The ColiDo 3D Printer from Print-rite
3D printing is not as new as it might sound. It’s been around since the 1980s when the first patent was filed in Japan in May 1980 for “Rapid Prototyping Technology” (RPT) in order to try to create a faster method of
creating industrial prototypes. 1989 saw the introduction of the Fused Deposition Modelling technique (FDM) which is the method of 3D printing used by the CoLiDo machine.
Firstly, the object is designed by yourself on your computer and transmitted to the printer as an SDL (Stereolithography) file. You could also use a 3D scanner, or using a digital camera plus photogrammetry software which takes measurements of various surface
points, and there is even the potential to use a mobile phone with a specialised lens as a 3d scanner – Microsoft Research has developed an app called “Mobile Fusion” for this purpose. For more about this app you can follow this link:
Your design takes the form of an STL (STereoLithography) or .OMJ (object) file that is used by the printer. To design your own objects you will need to buy the relevant software for your purposes. However, there are many sites where you can find open source software to use

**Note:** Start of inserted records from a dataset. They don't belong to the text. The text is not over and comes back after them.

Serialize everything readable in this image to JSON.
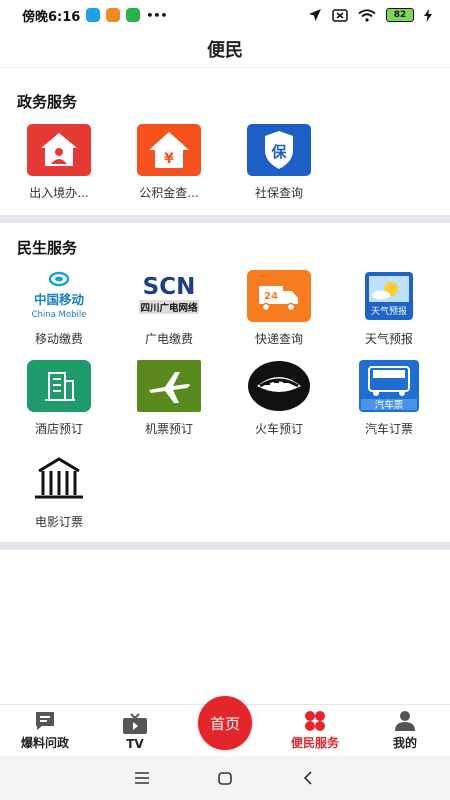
{
  "status_bar": {
    "time": "傍晚6:16",
    "more": "•••",
    "battery": "82"
  },
  "header": {
    "title": "便民"
  },
  "gov_services": {
    "title": "政务服务",
    "items": [
      {
        "label": "出入境办...",
        "icon": "house-person-icon",
        "color": "#e53935"
      },
      {
        "label": "公积金查...",
        "icon": "house-yuan-icon",
        "color": "#f4511e"
      },
      {
        "label": "社保查询",
        "icon": "shield-bao-icon",
        "color": "#1e5fc6",
        "glyph": "保"
      }
    ]
  },
  "life_services": {
    "title": "民生服务",
    "items": [
      {
        "label": "移动缴费",
        "icon": "china-mobile-logo",
        "logo_cn": "中国移动",
        "logo_en": "China Mobile"
      },
      {
        "label": "广电缴费",
        "icon": "scn-logo",
        "logo_text": "SCN",
        "logo_cn": "四川广电网络"
      },
      {
        "label": "快递查询",
        "icon": "delivery-truck-icon",
        "glyph": "24",
        "color": "#f57c1f"
      },
      {
        "label": "天气预报",
        "icon": "weather-icon",
        "logo_cn": "天气预报",
        "color": "#1e63c6"
      },
      {
        "label": "酒店预订",
        "icon": "hotel-icon",
        "color": "#1f9b6b"
      },
      {
        "label": "机票预订",
        "icon": "airplane-icon",
        "color": "#5a8a1e"
      },
      {
        "label": "火车预订",
        "icon": "train-icon",
        "color": "#111111"
      },
      {
        "label": "汽车订票",
        "icon": "bus-icon",
        "logo_cn": "汽车票",
        "color": "#1e6fd0"
      },
      {
        "label": "电影订票",
        "icon": "cinema-icon"
      }
    ]
  },
  "tabbar": {
    "tabs": [
      {
        "label": "爆料问政",
        "icon": "report-icon"
      },
      {
        "label": "TV",
        "icon": "tv-icon"
      },
      {
        "label": "便民服务",
        "icon": "service-icon",
        "active": true
      },
      {
        "label": "我的",
        "icon": "profile-icon"
      }
    ],
    "home_label": "首页",
    "accent": "#e3262b"
  },
  "system_nav": [
    "menu-icon",
    "home-square-icon",
    "back-icon"
  ]
}
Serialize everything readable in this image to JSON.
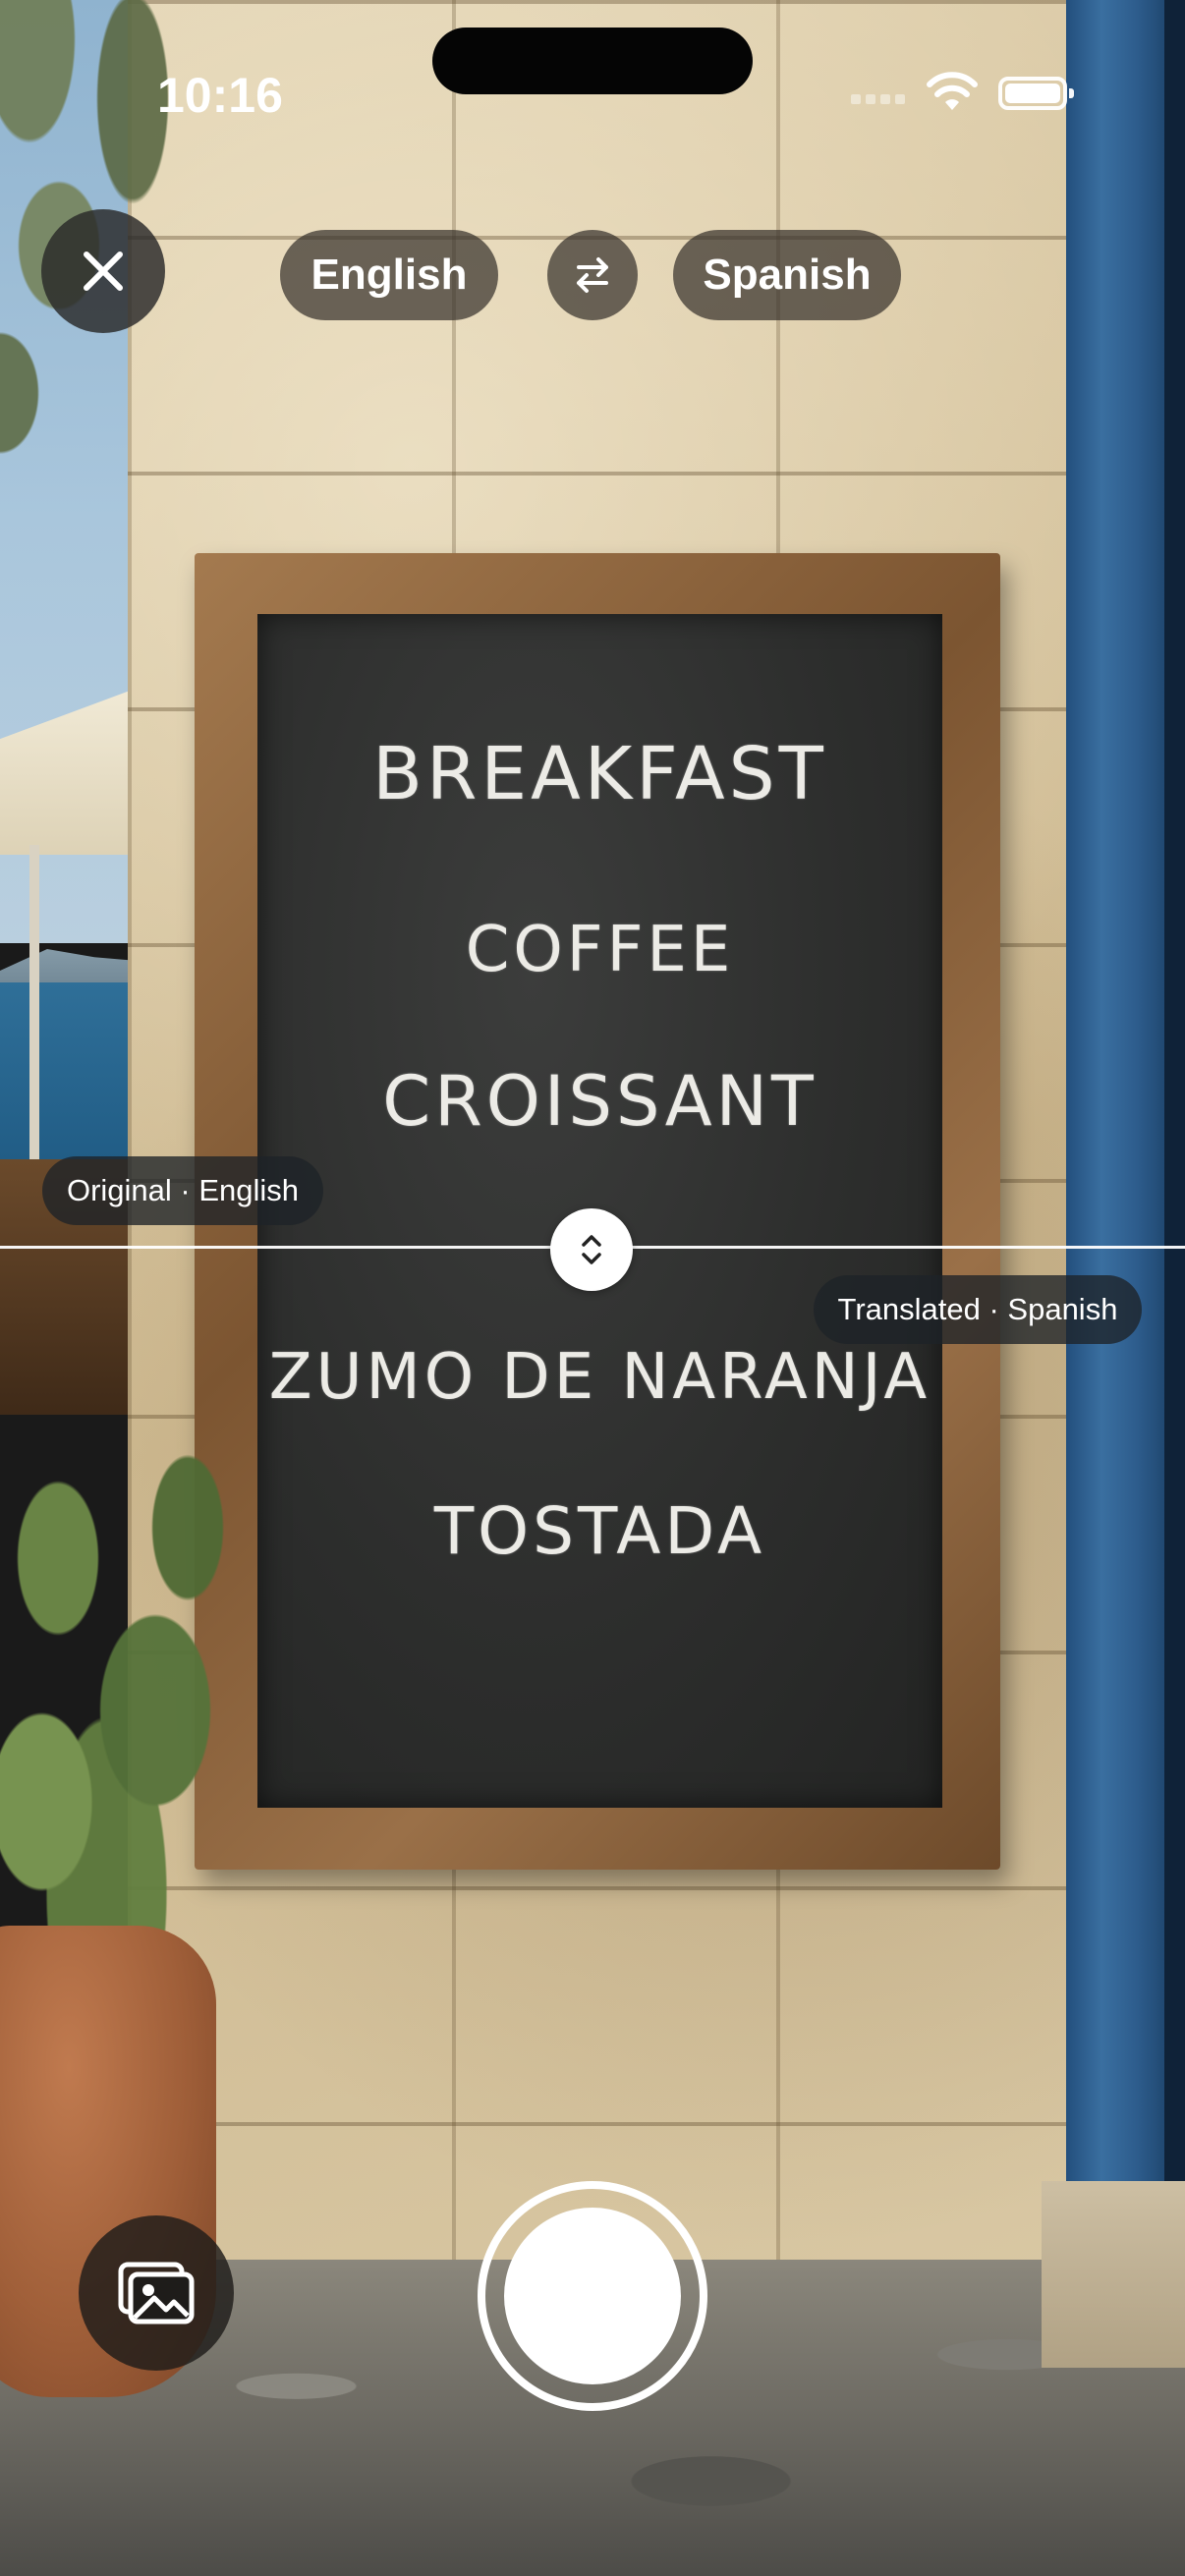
{
  "status_bar": {
    "time": "10:16"
  },
  "header": {
    "close_icon": "close-icon",
    "source_language": "English",
    "swap_icon": "swap-arrows-icon",
    "target_language": "Spanish"
  },
  "camera_view": {
    "chalkboard": {
      "original_lines": [
        "BREAKFAST",
        "COFFEE",
        "CROISSANT"
      ],
      "translated_lines": [
        "ZUMO DE NARANJA",
        "TOSTADA"
      ]
    },
    "original_label": "Original · English",
    "translated_label": "Translated · Spanish",
    "divider_handle_icon": "chevron-up-down-icon"
  },
  "bottom_controls": {
    "gallery_icon": "photo-gallery-icon",
    "shutter_icon": "shutter-button"
  }
}
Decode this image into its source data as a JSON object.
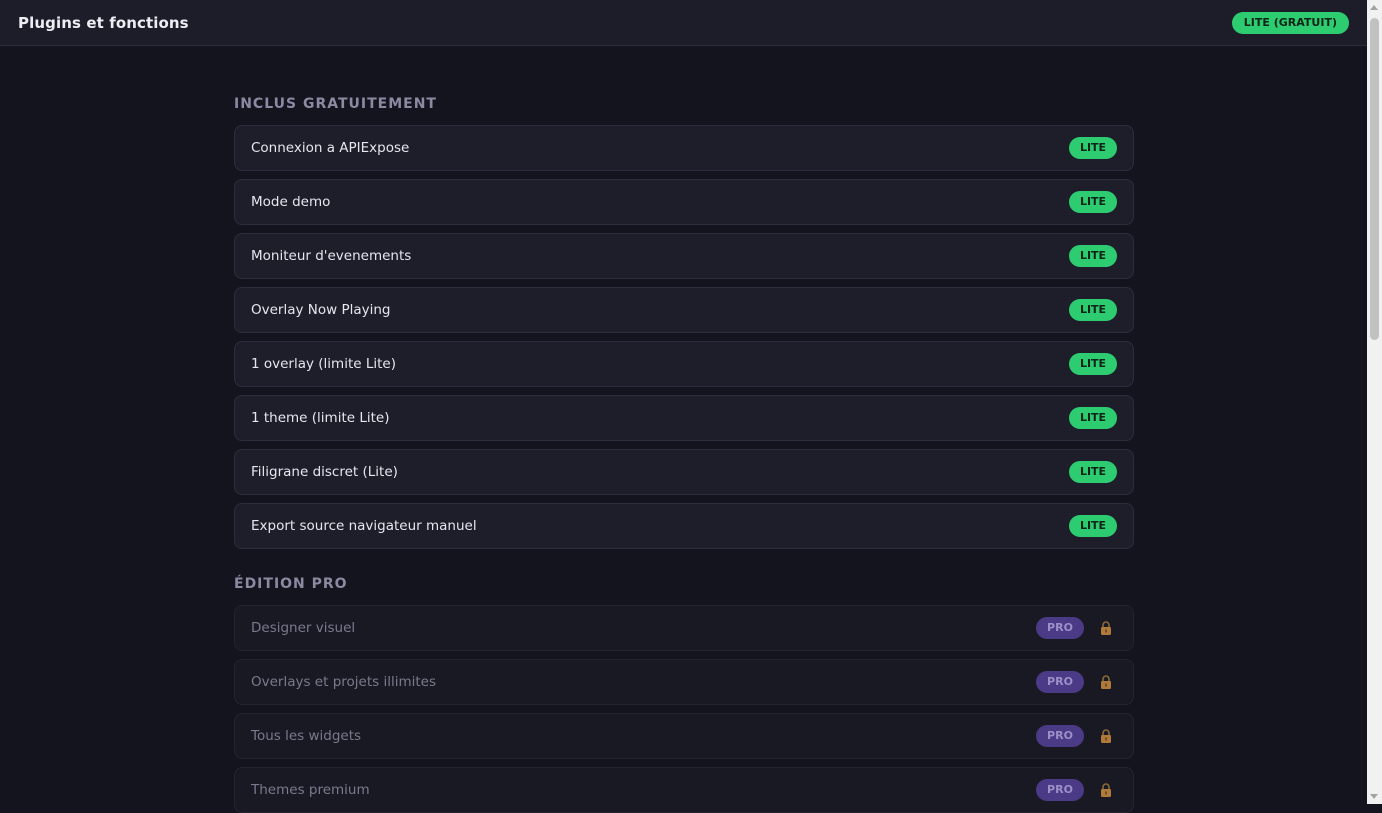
{
  "header": {
    "title": "Plugins et fonctions",
    "tier_badge": "LITE (GRATUIT)"
  },
  "colors": {
    "lite_badge": "#2ecc71",
    "pro_badge": "#4b3a86",
    "background": "#14141e",
    "card": "#1e1e2b"
  },
  "sections": [
    {
      "title": "INCLUS GRATUITEMENT",
      "items": [
        {
          "label": "Connexion a APIExpose",
          "badge": "LITE"
        },
        {
          "label": "Mode demo",
          "badge": "LITE"
        },
        {
          "label": "Moniteur d'evenements",
          "badge": "LITE"
        },
        {
          "label": "Overlay Now Playing",
          "badge": "LITE"
        },
        {
          "label": "1 overlay (limite Lite)",
          "badge": "LITE"
        },
        {
          "label": "1 theme (limite Lite)",
          "badge": "LITE"
        },
        {
          "label": "Filigrane discret (Lite)",
          "badge": "LITE"
        },
        {
          "label": "Export source navigateur manuel",
          "badge": "LITE"
        }
      ]
    },
    {
      "title": "ÉDITION PRO",
      "items": [
        {
          "label": "Designer visuel",
          "badge": "PRO",
          "icon": "lock-icon"
        },
        {
          "label": "Overlays et projets illimites",
          "badge": "PRO",
          "icon": "lock-icon"
        },
        {
          "label": "Tous les widgets",
          "badge": "PRO",
          "icon": "lock-icon"
        },
        {
          "label": "Themes premium",
          "badge": "PRO",
          "icon": "lock-icon"
        }
      ]
    }
  ]
}
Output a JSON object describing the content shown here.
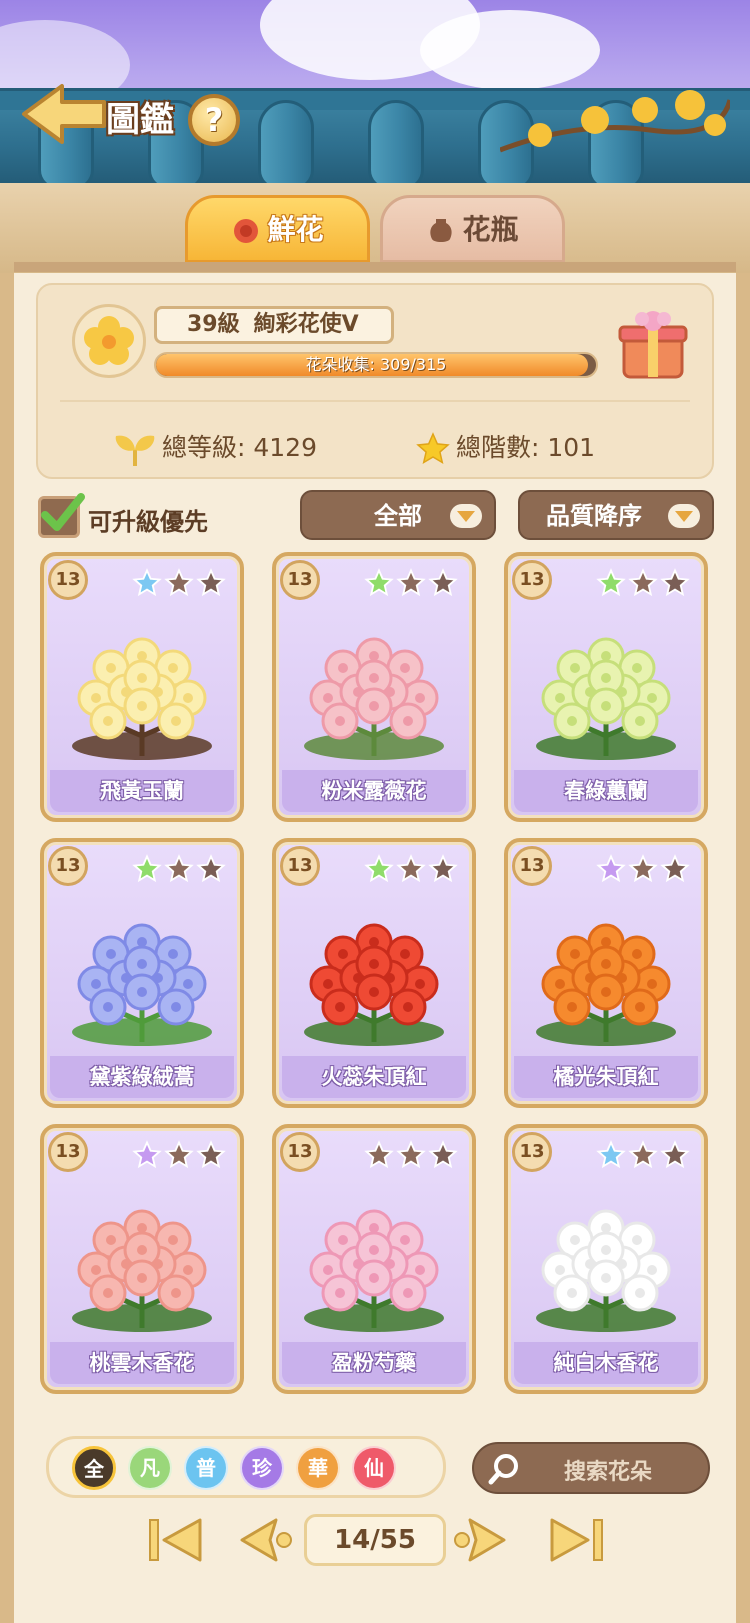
{
  "header": {
    "title": "圖鑑",
    "help": "?"
  },
  "tabs": [
    {
      "label": "鮮花",
      "active": true
    },
    {
      "label": "花瓶",
      "active": false
    }
  ],
  "profile": {
    "level": "39級",
    "rank": "絢彩花使V",
    "collection_text": "花朵收集: 309/315",
    "collection_current": 309,
    "collection_total": 315,
    "total_level_text": "總等級: 4129",
    "total_stage_text": "總階數: 101"
  },
  "filters": {
    "upgrade_first_label": "可升級優先",
    "upgrade_first_checked": true,
    "category": "全部",
    "sort": "品質降序"
  },
  "cards": [
    {
      "level": "13",
      "name": "飛黃玉蘭",
      "star_color": "#7cc8f2",
      "art": "magnolia"
    },
    {
      "level": "13",
      "name": "粉米露薇花",
      "star_color": "#8fdc6a",
      "art": "pink-cluster"
    },
    {
      "level": "13",
      "name": "春綠蕙蘭",
      "star_color": "#8fdc6a",
      "art": "orchid"
    },
    {
      "level": "13",
      "name": "黛紫綠絨蒿",
      "star_color": "#8fdc6a",
      "art": "poppy"
    },
    {
      "level": "13",
      "name": "火蕊朱頂紅",
      "star_color": "#8fdc6a",
      "art": "red-amaryllis"
    },
    {
      "level": "13",
      "name": "橘光朱頂紅",
      "star_color": "#c59af0",
      "art": "orange-amaryllis"
    },
    {
      "level": "13",
      "name": "桃雲木香花",
      "star_color": "#c59af0",
      "art": "pink-rose"
    },
    {
      "level": "13",
      "name": "盈粉芍藥",
      "star_color": "#8b6a5c",
      "art": "peony"
    },
    {
      "level": "13",
      "name": "純白木香花",
      "star_color": "#7cc8f2",
      "art": "white-rose"
    }
  ],
  "rarity_filters": [
    {
      "label": "全",
      "color": "#4a3a2a"
    },
    {
      "label": "凡",
      "color": "#9ad77a"
    },
    {
      "label": "普",
      "color": "#6cc4f0"
    },
    {
      "label": "珍",
      "color": "#a57ae6"
    },
    {
      "label": "華",
      "color": "#f0a040"
    },
    {
      "label": "仙",
      "color": "#ef5a6a"
    }
  ],
  "search": {
    "placeholder": "搜索花朵"
  },
  "pagination": {
    "text": "14/55"
  }
}
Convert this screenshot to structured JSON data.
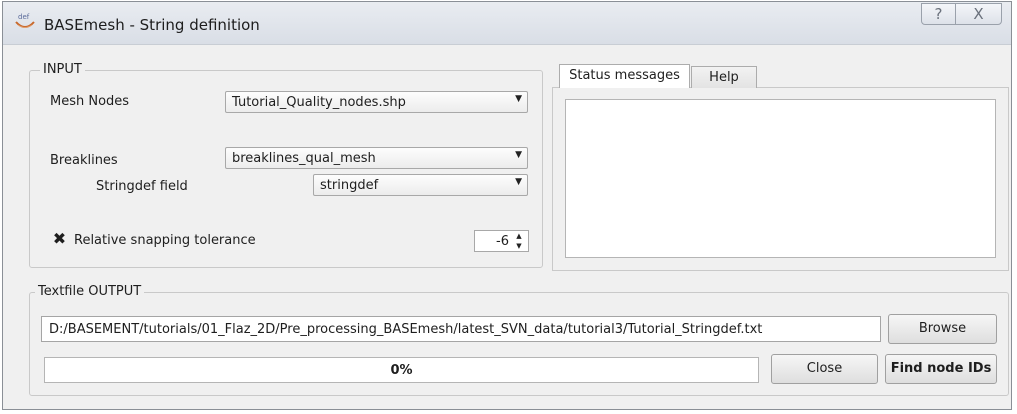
{
  "window": {
    "title": "BASEmesh - String definition",
    "app_icon_text": "def",
    "help_glyph": "?",
    "close_glyph": "X"
  },
  "input_group": {
    "title": "INPUT",
    "mesh_nodes_label": "Mesh Nodes",
    "mesh_nodes_value": "Tutorial_Quality_nodes.shp",
    "breaklines_label": "Breaklines",
    "breaklines_value": "breaklines_qual_mesh",
    "stringdef_label": "Stringdef field",
    "stringdef_value": "stringdef",
    "snapping_label": "Relative snapping tolerance",
    "snapping_checked": true,
    "snapping_check_glyph": "✖",
    "snapping_value": "-6"
  },
  "tabs": [
    {
      "label": "Status messages",
      "active": true
    },
    {
      "label": "Help",
      "active": false
    }
  ],
  "output_group": {
    "title": "Textfile OUTPUT",
    "path_value": "D:/BASEMENT/tutorials/01_Flaz_2D/Pre_processing_BASEmesh/latest_SVN_data/tutorial3/Tutorial_Stringdef.txt",
    "browse_label": "Browse"
  },
  "progress": {
    "text": "0%",
    "value": 0
  },
  "buttons": {
    "close_label": "Close",
    "find_label": "Find node IDs"
  },
  "glyphs": {
    "combo_arrow": "▼",
    "spin_up": "▲",
    "spin_down": "▼"
  }
}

instead and in many cases this software is free to use or you can select from libraries of objects you may wish to print. Some of these sites are listed below:
Share your completed work here or download many different items.
Here you can upload your own personalised designs for free.
Lots of models, free tutorials and forums.
Offers both free and paid for templates.
3D spatial models of buildings.
a huge library of different objects to make.
The printer creates your object using a process of fused deposition modelling (FDM). In FDM, the filament you use for your model is heated and then extruded through a nozzle onto a glass bed and the model is
built up layer by layer. The nozzle also controls the flow of the material.
Filaments for 3D printing come as two types which are a) polylactic acid (PLA) and b) acrylonitrile butadiene styrene (ABS), both of which melt and become malleable when heated and harden when cold. You can order several colours – at the moment there are 40 in all but this range
is set to expand. At the moment there are solid colours, wood effect, and translucent colours and metallic are due to arrive soon. Ultimately, we expect to see glow-in-the-dark colours too.
Of course, 3D printing comes with costs and the CoLido printer is set at a good price giving an affordable model with accuracy in printing (tolerance is to within 0.1-0.4mm which is
appropriate for most purposes). The smaller this figure, the more accuracy you can achieve in printing.
Additive manufacturing, advantages and uses of 3D printing
Filament materials and their properties and uses
Related Store Pages
3D Printers and Filaments